Jupiter’s moon Ganymede shows hints of Solar System’s largest impact
See the waning crescent Moon meet the dawn planets, 15–16 April 2020
There’s a lot of planetary activity in the dawn sky in mid-April. If you’re an early riser in the British Isles, let the waning crescent Moon be your guide to the naked-eye planets Jupiter, Saturn and Mars on 15 and 16 April 2020. Typical 7×50 or 10×50 binoculars will show these attractive conjunctions well, while the smallest of telescopes also reveal some of Jupiter’s bright Galilean moons.
More Jupiter events to enjoy in August 2019
Jupiter is two months past opposition on 10 August, so you need to be looking low in the southern sky of the British Isles around sunset if you wish to catch the solar system’s largest planet at its best. If you time it right and the weather obliges, Jupiter’s Great Red Spot makes multiple appearances while the planet’s Galilean moons play hide and seek. Welcome to our August 2019 Jovian observing guide.
Further Jupiter events for UK observers in July 2019
July opens with Jupiter three weeks after opposition, but the largest planet is still putting on a fine show as an unmistakable magnitude -2.6 object low in the south before midnight in the constellation of Ophiuchus (the Serpent Bearer). With ongoing developments in the Jupiter’s Great Red Spot and plenty of phenomena occurring with the planet’s large Galilean moons, here’s our Jovian observing guide for July 2019.

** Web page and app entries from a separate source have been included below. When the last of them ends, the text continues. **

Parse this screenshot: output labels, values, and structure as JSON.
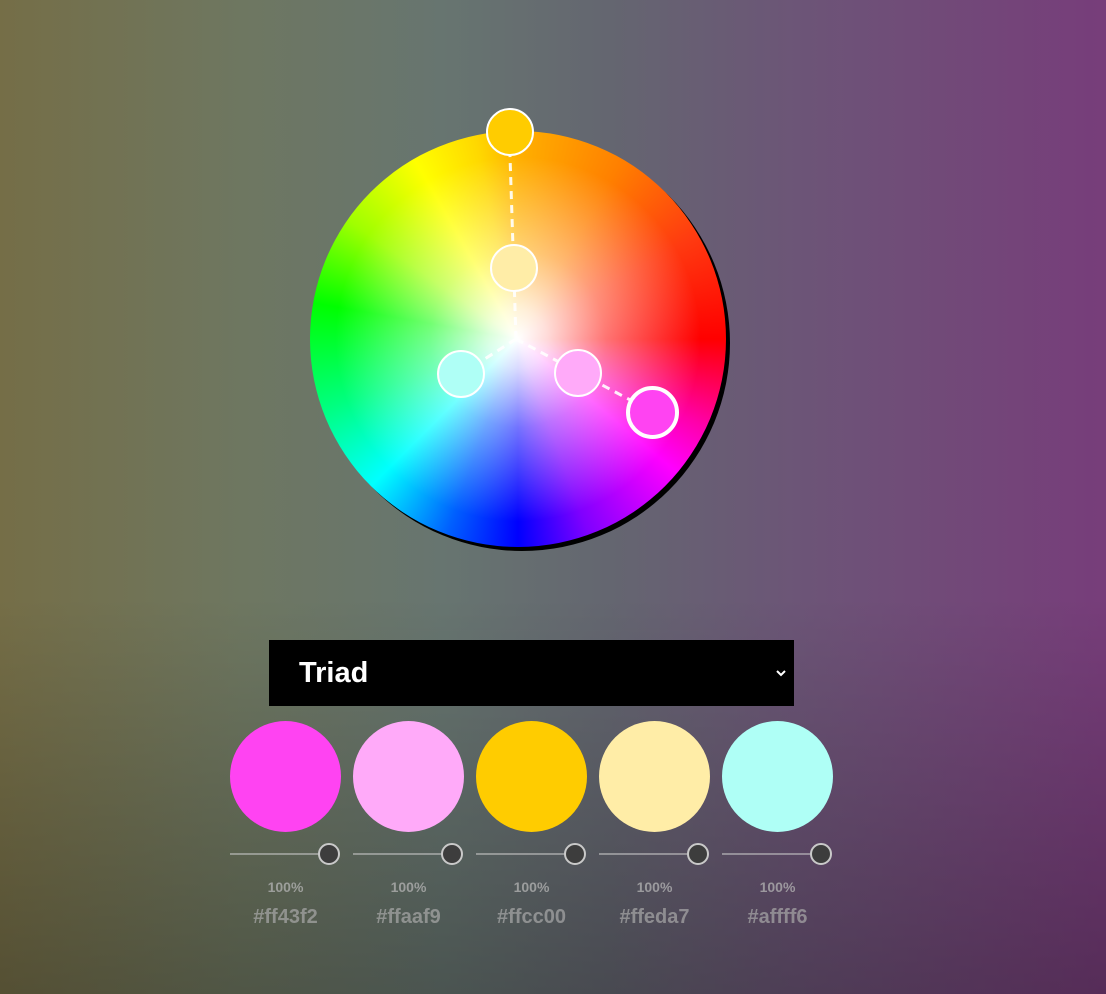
{
  "harmony": {
    "selected_label": "Triad"
  },
  "wheel": {
    "handles": [
      {
        "name": "handle-yellow",
        "color": "#ffcc00"
      },
      {
        "name": "handle-light-yellow",
        "color": "#ffeda7"
      },
      {
        "name": "handle-light-cyan",
        "color": "#affff6"
      },
      {
        "name": "handle-light-pink",
        "color": "#ffaaf9"
      },
      {
        "name": "handle-magenta-active",
        "color": "#ff43f2"
      }
    ]
  },
  "swatches": [
    {
      "color": "#ff43f2",
      "percent": "100%",
      "hex": "#ff43f2",
      "opacity": 1.0
    },
    {
      "color": "#ffaaf9",
      "percent": "100%",
      "hex": "#ffaaf9",
      "opacity": 1.0
    },
    {
      "color": "#ffcc00",
      "percent": "100%",
      "hex": "#ffcc00",
      "opacity": 1.0
    },
    {
      "color": "#ffeda7",
      "percent": "100%",
      "hex": "#ffeda7",
      "opacity": 1.0
    },
    {
      "color": "#affff6",
      "percent": "100%",
      "hex": "#affff6",
      "opacity": 1.0
    }
  ]
}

Get ready for prime-time Jupiter and its multi-moon events in June 2019
Jupiter, the solar system’s largest planet, reaches opposition on 10 June in the constellation of Ophiuchus (the Serpent Bearer) and is visible low in the southern sky of the UK through the night. Observers with small to medium aperture telescopes can see a number of shadow transits of Jupiter’s Galilean moons and view the planet’s Great Red Spot throughout June.
See the Moon and Jupiter get close in the small hours of 21 May
Observers in the UK with clear skies around 1am BST on Tuesday, 21 May can see Jupiter, the solar system’s largest planet, just 4 degrees from the waning gibbous Moon low in the south-southeast. At this time both the Moon and Jupiter fit within the same field of view of binoculars magnifying less than 10×, while telescope users can also view Jupiter’s Great Red Spot.
See the waning Moon meet Jupiter and Saturn at dawn, 27–29 March
For lunar and planetary enthusiasts, the only naked-eye planet of the evening sky is distant and tiny Mars in the constellation of Taurus. But if you’re prepared to be an early riser, the dawn sky is where you’ll find two of the solar system’s heavyweights, Jupiter and Saturn, getting up close with the Moon on 27 and 29 March, respectively.